The first reaction of nice children when they hear there is no Santa Claus is to insist, “That’s not true.” When cornered, the more high-spirited may call you a “liar.” It’s just what they do. Mitt Romney didn’t give the Democrats the election as a Christmas present in last week’s debate. High-spirited Democrats and Jon Stewart now insist that Barack Obama could save the election and, also, finally sound like a real American if he ran around calling Mitt Romney a liar too.

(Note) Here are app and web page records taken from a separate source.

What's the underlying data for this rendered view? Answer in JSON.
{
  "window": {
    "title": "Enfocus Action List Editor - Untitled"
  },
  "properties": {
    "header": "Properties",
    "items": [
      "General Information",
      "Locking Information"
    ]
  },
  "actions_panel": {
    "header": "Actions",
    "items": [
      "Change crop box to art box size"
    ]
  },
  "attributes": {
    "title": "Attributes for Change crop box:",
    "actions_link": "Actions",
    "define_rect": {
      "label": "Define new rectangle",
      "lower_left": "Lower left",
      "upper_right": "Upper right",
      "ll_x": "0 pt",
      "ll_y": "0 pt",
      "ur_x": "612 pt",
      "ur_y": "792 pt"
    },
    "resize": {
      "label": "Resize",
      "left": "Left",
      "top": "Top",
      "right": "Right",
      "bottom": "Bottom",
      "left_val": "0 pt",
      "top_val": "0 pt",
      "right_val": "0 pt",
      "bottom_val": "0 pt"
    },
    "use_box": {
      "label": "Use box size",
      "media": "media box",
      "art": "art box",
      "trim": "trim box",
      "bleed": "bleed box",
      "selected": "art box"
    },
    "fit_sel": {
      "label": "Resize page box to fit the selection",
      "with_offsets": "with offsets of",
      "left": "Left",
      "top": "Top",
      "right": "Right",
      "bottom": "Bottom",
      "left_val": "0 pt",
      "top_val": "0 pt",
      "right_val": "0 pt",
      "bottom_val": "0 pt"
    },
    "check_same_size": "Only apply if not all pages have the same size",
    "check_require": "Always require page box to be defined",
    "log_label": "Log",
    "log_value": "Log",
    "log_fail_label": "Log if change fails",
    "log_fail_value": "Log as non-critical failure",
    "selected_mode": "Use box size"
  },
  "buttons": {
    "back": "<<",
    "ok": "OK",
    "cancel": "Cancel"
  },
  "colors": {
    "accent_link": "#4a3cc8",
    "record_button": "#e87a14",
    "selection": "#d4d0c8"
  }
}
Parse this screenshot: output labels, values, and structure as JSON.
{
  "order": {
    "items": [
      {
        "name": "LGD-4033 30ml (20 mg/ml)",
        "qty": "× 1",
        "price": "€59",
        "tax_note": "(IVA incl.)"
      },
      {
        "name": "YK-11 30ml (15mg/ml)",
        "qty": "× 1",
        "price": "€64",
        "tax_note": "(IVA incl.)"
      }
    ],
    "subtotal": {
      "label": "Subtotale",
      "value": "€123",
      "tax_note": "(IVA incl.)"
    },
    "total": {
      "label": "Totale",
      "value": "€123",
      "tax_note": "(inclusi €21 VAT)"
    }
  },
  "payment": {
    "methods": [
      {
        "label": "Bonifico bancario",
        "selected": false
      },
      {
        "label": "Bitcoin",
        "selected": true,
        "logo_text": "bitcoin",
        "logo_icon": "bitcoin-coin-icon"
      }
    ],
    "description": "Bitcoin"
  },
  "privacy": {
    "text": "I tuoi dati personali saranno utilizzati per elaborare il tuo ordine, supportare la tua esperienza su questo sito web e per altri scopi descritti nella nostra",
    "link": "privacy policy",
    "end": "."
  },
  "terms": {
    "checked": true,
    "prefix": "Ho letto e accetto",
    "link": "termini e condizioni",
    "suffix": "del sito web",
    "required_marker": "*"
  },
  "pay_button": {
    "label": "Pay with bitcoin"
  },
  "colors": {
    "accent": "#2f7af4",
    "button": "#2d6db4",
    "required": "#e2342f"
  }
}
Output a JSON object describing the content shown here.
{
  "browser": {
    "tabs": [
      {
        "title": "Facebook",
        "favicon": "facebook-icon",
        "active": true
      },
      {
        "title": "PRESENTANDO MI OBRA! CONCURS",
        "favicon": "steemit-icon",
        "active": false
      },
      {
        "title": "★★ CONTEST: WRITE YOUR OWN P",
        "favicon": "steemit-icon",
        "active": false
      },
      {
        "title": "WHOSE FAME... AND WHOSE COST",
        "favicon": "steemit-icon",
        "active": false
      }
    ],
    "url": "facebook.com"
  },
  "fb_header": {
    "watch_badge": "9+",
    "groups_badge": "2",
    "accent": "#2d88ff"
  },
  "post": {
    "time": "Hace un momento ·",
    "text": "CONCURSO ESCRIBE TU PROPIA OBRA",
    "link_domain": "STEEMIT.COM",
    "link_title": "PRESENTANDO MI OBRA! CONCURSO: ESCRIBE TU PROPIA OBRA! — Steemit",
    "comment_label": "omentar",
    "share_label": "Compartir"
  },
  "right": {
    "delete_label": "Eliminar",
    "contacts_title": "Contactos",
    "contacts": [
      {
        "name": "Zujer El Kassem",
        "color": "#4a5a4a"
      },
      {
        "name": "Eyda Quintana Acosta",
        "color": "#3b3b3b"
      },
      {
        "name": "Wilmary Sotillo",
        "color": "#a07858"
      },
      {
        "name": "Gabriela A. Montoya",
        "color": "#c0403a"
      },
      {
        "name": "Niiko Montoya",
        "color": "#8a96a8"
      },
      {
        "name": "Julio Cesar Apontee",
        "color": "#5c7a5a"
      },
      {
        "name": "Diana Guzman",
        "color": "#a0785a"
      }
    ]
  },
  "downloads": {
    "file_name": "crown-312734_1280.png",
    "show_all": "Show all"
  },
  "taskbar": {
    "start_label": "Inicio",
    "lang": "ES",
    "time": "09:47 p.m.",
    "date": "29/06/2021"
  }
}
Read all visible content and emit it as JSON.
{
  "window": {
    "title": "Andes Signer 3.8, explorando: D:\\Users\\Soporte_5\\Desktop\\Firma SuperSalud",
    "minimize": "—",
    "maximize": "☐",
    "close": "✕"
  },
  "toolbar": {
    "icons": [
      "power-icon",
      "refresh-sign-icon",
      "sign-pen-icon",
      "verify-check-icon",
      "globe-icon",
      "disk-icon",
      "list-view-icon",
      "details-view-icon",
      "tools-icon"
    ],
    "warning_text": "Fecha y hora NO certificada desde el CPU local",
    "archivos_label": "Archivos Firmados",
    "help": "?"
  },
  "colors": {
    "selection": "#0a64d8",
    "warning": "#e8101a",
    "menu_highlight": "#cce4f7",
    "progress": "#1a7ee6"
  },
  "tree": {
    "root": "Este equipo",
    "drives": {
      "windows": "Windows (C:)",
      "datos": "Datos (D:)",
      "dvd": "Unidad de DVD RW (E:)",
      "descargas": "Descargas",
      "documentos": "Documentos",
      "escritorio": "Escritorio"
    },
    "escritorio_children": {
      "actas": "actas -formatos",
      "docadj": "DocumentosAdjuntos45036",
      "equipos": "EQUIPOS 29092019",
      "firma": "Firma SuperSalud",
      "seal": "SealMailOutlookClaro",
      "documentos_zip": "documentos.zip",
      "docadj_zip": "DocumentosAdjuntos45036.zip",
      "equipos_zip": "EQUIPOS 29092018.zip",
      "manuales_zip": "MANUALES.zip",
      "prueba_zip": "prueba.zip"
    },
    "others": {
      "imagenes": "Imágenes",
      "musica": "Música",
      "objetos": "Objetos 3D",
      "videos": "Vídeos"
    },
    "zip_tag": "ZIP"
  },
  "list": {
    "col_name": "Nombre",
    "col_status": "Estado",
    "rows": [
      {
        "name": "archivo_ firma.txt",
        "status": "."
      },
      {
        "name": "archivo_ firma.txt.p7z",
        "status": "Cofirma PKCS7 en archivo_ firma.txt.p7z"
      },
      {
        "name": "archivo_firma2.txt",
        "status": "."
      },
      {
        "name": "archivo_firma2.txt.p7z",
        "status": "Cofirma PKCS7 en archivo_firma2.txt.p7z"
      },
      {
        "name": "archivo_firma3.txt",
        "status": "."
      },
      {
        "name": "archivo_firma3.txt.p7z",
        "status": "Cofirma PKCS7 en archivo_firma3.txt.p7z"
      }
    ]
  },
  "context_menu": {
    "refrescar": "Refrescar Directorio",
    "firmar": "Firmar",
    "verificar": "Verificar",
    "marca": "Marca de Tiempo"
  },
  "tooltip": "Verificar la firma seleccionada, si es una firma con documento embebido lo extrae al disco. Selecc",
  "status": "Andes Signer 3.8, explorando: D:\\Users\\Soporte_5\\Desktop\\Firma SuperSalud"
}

Don’t bite, Barack Obama, and don’t send Joe Biden out to do it for you.
Even calling politicians liars is unrewarding.
In this election, the mainstream media contracted out that work to independent business units called “fact-checkers.” They spend almost all their time sitting on the fence. Hopefully, they’ll find alternative, less unpleasant work after November 6.
The problem is that leveling the “l” word against a fellow American is rarely easy or safe. (Few vice-presidential candidates, for instance, take an hour off their best time in a running sport dominated by stopwatches.)
Unless we’ve already entered that state of partisan grace that allows us to believe unimaginably bad things about the other side, when we’re told someone is a liar, we’re forced to think, to demonstrate to yourself that we’re fair and not just politicians too.
Consequently, being asked to recognize Mitt Romney as a liar is much harder than asking us to put ourselves in Obama’s shoes and vote early. It’s like asking a good employee to go back to the office and work on an August weekend.
Sorting out what is imagined and what is true in budget plans and in the death science of economics is asking the impossible, especially in the passionate final days of a bitter election.
Obama’s problem in the first debate wasn’t that he didn’t use the “l” word, but that he didn’t defend himself effectively and have fun with Romney’s weaknesses as the political leader of today’s Republican government-in-waiting.
Romney is, of course, a mischievous data man. Indeed, he’s made a quarter of a $billion, in part, by attractively organizing slide decks of factlets and zingers.
Last night on CNN, for instance, he could market the idea that his tax plan could create exactly 7 million new jobs, while at the same time, he could slam the very word "stimulus" and refuse to reveal one number from the tax plan he’d bring to the table as president in the next big negotiation on Washington’s finances.
Nevertheless, Obama should stick to the politics of who Romney actually is and represents.
Obama’s campaign has rather well followed the music of an old generality authored, I recall, by Norman Mailer in the late 60s: Democrats believe they are of the people. Republicans believe they are for the people.
It must be a source of great comfort for Mitt Romney to believe, as he breathlessly insists, that his heart is in the right place. Let’s even imagine he’d be the best-intentioned politician in Washington. That said, when Mitt Romney rephrases his gaffs about those who accept help from government and brainstorms with Paul Ryan about the Heritage Foundation’s latest ideas about stiffening the backs of the elderly and the poor, remember: he and his friends will be speaking vicariously.